or Princess we will live happily-ever-after. We got the message
there was a destination to reach in life where we would find a state of
that is happily-ever-after.
That is not true. It is not the
way life works. You know that now. As an adult, you
and intellectually know that there is no happily-ever-after - if you
ever stopped to think about it.
Unfortunately however, that belief is
programmed into our subconscious intellectual paradigm and as such, it
determines our perspective of life, of romance, of our self - and thus
dictates our emotional relationship with those aspects of our human
We are set up to feel like failures in
life, and in romantic relationships, because we do not get to reach
happily-ever-after. We judge and shame ourselves because we
haven't lived up to the fairy tale. We blame ourselves - or we
blame others for this feeling of failure.
This feeling of failure is an illusion
based upon a fairy tale. It is based upon beliefs about life that
are not true - that have never been true. It is part of our
programming and the only way to change it is to change that
programming - and heal the emotional wounds that we have experienced
our dysfunctional relationships with life and romance set us up to feel
We cannot do that without looking
within. We need to become willing to start shining the light of
consciousness into the darkness of our subconscious in order to take
power away from that which is in the dark. Looking outside to
find the answers does not work.
It is only by looking within that we can start healing and recovering
from the false beliefs that we learned in childhood.
It is vital for us to start awakening
to the reality that we have the power to change our beliefs. We
the power to choose a different intellectual paradigm to define our
life. That is what working the twelve steps can do for us - cause
a paradigm shift our relationship with life. The more conscious
we get about how the process works the quicker we can make the
We have the power to change the
attitudes, beliefs, and definitions that are dictating our relationship
with life. We can start practicing discernment - picking the baby
out of the bath water - once we are willing to start looking within
without shame and blame. The key to doing this is to detach from
our own process enough to develop an objective perspective of our
To use the blind men and the elephant
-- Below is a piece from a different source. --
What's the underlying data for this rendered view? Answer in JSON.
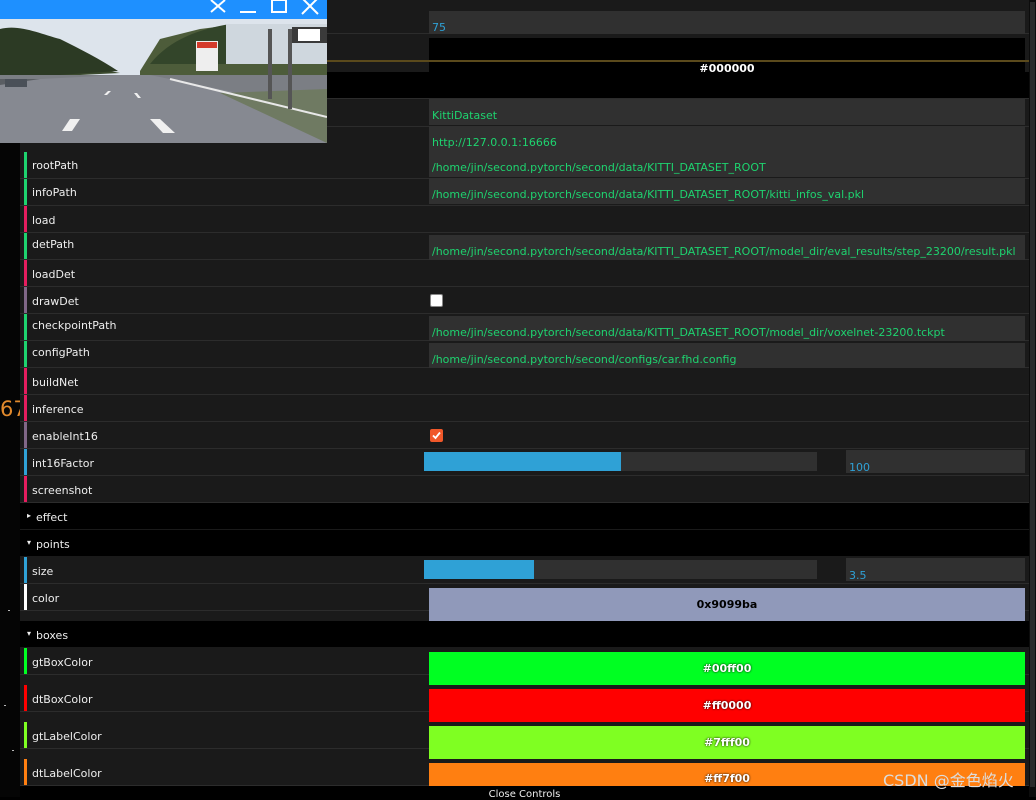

analogy, this means to realize that we aren't really blind - we have
just had our eyes closed, have been living unconsciously. We can
open our eyes and step back to look at the elephant from a better
perspective. We can walk around it and look at it from all
angles. We have a choice to
open our eyes and see more clearly. We do not have to be trapped
the programming from our childhood. We have a choice.
We lived life unconsciously because we
did not know any other way. It is not shameful - not something to
judge ourselves for. Once we get in enough pain we start becoming
willing to look for another way. That is when we can start to
learn and practice discernment. That is when we can begin our